Superclasses of type families returning constraints?

Richard Eisenberg rae at
Mon Jan 6 11:29:46 UTC 2020

You're absolutely right that improvement doesn't solve your problem. But what I didn't say is that there is no real reason (I think) that we can't improve improvement to produce givens. This would likely require a change to the coercion language in Core (and thus not to be taken lightly), but if we can identify a class of programs that clearly benefits from that work, it is more likely to happen. The thoughts about improvement were just a very basic proof-of-concept. Sadly, the proof-of-concept failed, so I think a first step in this direction would be to somehow encode these partial improvements, and then work on changing Core. That road seems too long, though, so in the end, I think constrained type families (with superclass constraints) might be a more fruitful direction.

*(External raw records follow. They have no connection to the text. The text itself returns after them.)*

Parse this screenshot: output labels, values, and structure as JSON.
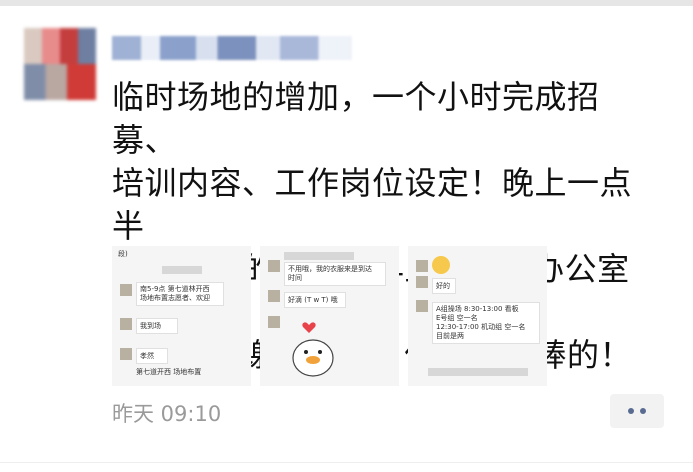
{
  "post": {
    "text": "临时场地的增加，一个小时完成招募、\n培训内容、工作岗位设定！晚上一点半\n还在工作的你们，早上7点30办公室集\n合完毕！谢谢你们！你们是最棒的！",
    "timestamp": "昨天 09:10"
  },
  "thumbnails": [
    {
      "name": "chat-screenshot-1",
      "lines": [
        "段)",
        "南5-9点 第七道林开西",
        "场地布置志愿者、欢迎",
        "我到场",
        "孝然",
        "第七道开西 场地布置"
      ]
    },
    {
      "name": "chat-screenshot-2",
      "lines": [
        "不用哦，我的衣服来是到达",
        "时间",
        "好滴 (T w T) 哦"
      ]
    },
    {
      "name": "chat-screenshot-3",
      "lines": [
        "好的",
        "A组操场 8:30-13:00 看板",
        "E号组 空一名",
        "12:30-17:00 机动组 空一名",
        "目前是两"
      ]
    }
  ],
  "colors": {
    "text": "#111111",
    "timestamp": "#9a9a9a",
    "more_dots": "#596b91",
    "more_bg": "#f2f2f2"
  },
  "icons": {
    "more": "more-dots-icon"
  }
}
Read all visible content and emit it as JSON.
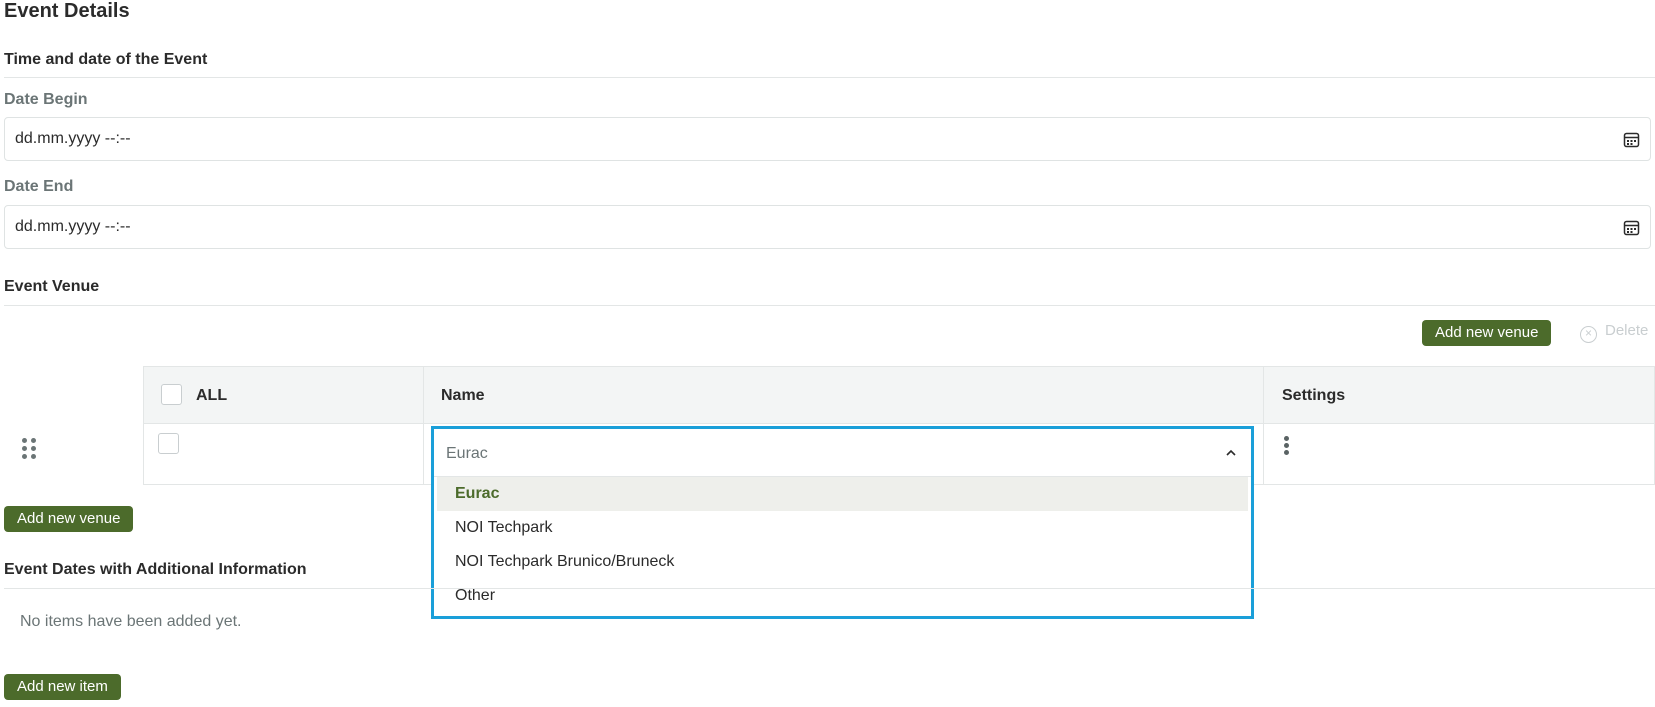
{
  "page_title": "Event Details",
  "time_section": {
    "title": "Time and date of the Event",
    "date_begin": {
      "label": "Date Begin",
      "value": "dd.mm.yyyy --:--"
    },
    "date_end": {
      "label": "Date End",
      "value": "dd.mm.yyyy --:--"
    }
  },
  "venue_section": {
    "title": "Event Venue",
    "add_venue_label": "Add new venue",
    "delete_label": "Delete",
    "table": {
      "headers": {
        "all": "ALL",
        "name": "Name",
        "settings": "Settings"
      }
    },
    "dropdown": {
      "selected": "Eurac",
      "options": [
        "Eurac",
        "NOI Techpark",
        "NOI Techpark Brunico/Bruneck",
        "Other"
      ]
    },
    "add_venue_bottom_label": "Add new venue"
  },
  "additional_section": {
    "title": "Event Dates with Additional Information",
    "empty_text": "No items have been added yet.",
    "add_item_label": "Add new item"
  },
  "colors": {
    "accent_green": "#4c6b2b",
    "focus_blue": "#1a9fd9"
  }
}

> On Jan 5, 2020, at 6:02 PM, Alexis King <lexi.lambda at> wrote:
>> On Jan 4, 2020, at 20:38, Richard Eisenberg <rae at> wrote:
>> I thought that, maybe, we could use partial improvement to give you what you want
> I think that improvement alone cannot possibly be enough here, as improvement by its nature does not provide evidence. Improvement allows us to take a set of constraints like
>    [G] FD2 a Bool
>    [W] FD2 a b
> and derive [WD] b ~ Bool, but importantly this does not produce a new given! This only works if b is a metavariable, since we can solve the new wanted by simply taking b := Bool, but if b is rigid, we are just as stuck as before. In other words, improvement only helps resolve ambiguities, not derive any new information.
> That’s why I think the “superclass” characterization is more useful. If instead we express your FD2 class as
>    class b ~ B a => FD2 a b where
>      type B a
> then if we have [G] FD2 a Bool, we can actually derive [G] B a ~ Bool, which is much stronger than what we were able to derive using improvement.
> I imagine you are aware of all of the above already, but it’s not immediately clear to me from your description why you need functional dependencies (and therefore improvement) rather than this kind of approximation using superclasses and type families. Would modeling things with that approximation help at all? If not, why not? I think that would help me understand what you’re saying a little better.
> Thanks,
> Alexis

More information about the ghc-devs mailing list